Shopee and Alibaba are also starting to feel the heat of TikTok's disruption. Bloomberg has reported that, after becoming profitable for the first time in Q4 2022, Indonesia's largest e-commerce platform Shopee has had to reaccelerate investment to remain competitive in light of TikTok's regional growth, with revenue growth having decelerated to 21% in Q2 2023 – the slowest pace on record. Meanwhile, Chinese multinational Alibaba invested a further $845m into Lazada in July.

Social media commerce ban

The retail impact of TikTok Shop in Southeast Asia has been such that earlier this month, the Indonesian Ministry of Trade introduced new regulations to ban commerce on social media platforms in the country.

TikTok Shop in Indonesia had amassed 6 million sellers and 7 million influencers since its launch in 2021 and had hoped to generate about $6bn in gross merchandise value before the social commerce ban was placed.

Indonesia's Trade Minister Zulkifli Hasan said the ban aims to "prevent the domination of the algorithm and prevent the use of personal data in business interests" and "create a fair, healthy and beneficial electronic commerce ecosystem". It is also hoped that the ban will protect Indonesia’s 64 million micro, small and medium enterprises (MSMEs), which contribute 61% to the country’s gross domestic product.

Data from web analytics firm SimilarWeb reveals that Indonesia’s percentage share of total TikTok Shop traffic plummeted by 45% in September, while usage of the TikTok Shop Seller Center app in the US continues to increase.

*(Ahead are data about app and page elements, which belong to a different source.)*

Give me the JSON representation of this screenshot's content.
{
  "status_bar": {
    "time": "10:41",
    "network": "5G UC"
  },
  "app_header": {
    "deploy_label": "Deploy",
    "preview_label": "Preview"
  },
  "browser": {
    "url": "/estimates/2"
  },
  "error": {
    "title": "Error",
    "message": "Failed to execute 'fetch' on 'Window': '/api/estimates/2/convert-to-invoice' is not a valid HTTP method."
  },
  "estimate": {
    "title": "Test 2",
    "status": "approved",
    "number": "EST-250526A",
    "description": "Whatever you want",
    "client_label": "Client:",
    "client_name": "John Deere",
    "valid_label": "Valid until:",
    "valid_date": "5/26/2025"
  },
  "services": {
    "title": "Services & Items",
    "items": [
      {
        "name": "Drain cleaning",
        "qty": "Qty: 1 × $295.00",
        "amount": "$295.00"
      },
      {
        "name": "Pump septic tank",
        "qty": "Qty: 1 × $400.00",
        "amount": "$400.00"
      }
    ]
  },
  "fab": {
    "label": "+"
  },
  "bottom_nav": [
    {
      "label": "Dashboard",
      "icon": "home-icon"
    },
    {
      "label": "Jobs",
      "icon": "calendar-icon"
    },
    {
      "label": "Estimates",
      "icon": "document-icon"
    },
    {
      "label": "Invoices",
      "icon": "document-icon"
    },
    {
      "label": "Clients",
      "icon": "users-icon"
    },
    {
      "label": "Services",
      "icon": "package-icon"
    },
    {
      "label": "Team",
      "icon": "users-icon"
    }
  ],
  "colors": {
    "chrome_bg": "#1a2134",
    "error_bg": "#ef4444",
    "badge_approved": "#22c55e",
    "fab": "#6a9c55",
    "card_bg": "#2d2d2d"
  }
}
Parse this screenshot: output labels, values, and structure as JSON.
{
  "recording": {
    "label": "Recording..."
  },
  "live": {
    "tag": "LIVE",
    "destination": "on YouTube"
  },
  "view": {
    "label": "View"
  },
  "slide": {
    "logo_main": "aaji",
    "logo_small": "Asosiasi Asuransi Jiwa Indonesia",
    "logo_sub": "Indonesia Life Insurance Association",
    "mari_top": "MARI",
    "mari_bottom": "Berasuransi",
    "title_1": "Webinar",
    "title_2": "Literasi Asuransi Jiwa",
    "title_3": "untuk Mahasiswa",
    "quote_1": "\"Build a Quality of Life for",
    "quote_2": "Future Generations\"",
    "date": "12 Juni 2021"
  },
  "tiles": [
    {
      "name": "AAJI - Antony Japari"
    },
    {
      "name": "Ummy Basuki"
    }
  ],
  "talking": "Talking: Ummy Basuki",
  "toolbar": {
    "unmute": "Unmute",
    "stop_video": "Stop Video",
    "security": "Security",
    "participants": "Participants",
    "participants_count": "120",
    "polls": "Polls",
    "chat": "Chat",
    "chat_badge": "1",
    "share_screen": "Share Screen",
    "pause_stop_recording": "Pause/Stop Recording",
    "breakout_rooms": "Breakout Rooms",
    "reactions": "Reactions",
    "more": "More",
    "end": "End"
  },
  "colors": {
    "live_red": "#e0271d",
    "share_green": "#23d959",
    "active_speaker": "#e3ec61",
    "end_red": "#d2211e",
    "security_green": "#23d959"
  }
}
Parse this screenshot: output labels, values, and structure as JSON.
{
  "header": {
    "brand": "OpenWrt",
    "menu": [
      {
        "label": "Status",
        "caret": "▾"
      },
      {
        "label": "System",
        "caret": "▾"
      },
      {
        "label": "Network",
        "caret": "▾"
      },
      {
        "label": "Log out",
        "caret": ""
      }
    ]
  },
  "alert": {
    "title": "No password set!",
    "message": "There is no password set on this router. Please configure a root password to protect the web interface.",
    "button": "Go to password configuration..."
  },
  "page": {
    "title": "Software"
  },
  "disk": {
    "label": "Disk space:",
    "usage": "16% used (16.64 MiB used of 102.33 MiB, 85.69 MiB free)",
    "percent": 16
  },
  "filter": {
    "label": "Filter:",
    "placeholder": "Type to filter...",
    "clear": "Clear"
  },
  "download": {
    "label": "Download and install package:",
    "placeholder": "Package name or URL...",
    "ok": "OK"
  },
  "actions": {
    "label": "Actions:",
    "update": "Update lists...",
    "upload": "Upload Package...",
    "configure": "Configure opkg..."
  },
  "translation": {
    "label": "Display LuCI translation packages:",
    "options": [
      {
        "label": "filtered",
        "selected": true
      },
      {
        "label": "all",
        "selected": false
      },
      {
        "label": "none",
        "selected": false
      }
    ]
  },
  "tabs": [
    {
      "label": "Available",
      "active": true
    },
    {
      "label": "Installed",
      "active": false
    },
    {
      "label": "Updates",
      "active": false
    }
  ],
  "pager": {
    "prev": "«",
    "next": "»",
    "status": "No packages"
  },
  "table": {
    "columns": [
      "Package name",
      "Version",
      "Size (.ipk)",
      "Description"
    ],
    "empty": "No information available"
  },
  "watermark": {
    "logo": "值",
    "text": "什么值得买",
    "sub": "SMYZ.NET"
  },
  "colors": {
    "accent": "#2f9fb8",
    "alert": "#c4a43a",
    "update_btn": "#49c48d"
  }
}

Indonesia’s move, while a blow to the social media giant, indicates the scale of TikTok's social commerce disruption, as the platform turns its cultural trendsetting power to new commercial uses.

Our signals coverage is powered by GlobalData’s Thematic Engine, which tags millions of data items across six alternative datasets — patents, jobs, deals, company filings, social media mentions and news — to themes, sectors and companies. These signals enhance our predictive capabilities, helping us to identify the most disruptive threats across each of the sectors we cover and the companies best placed to succeed.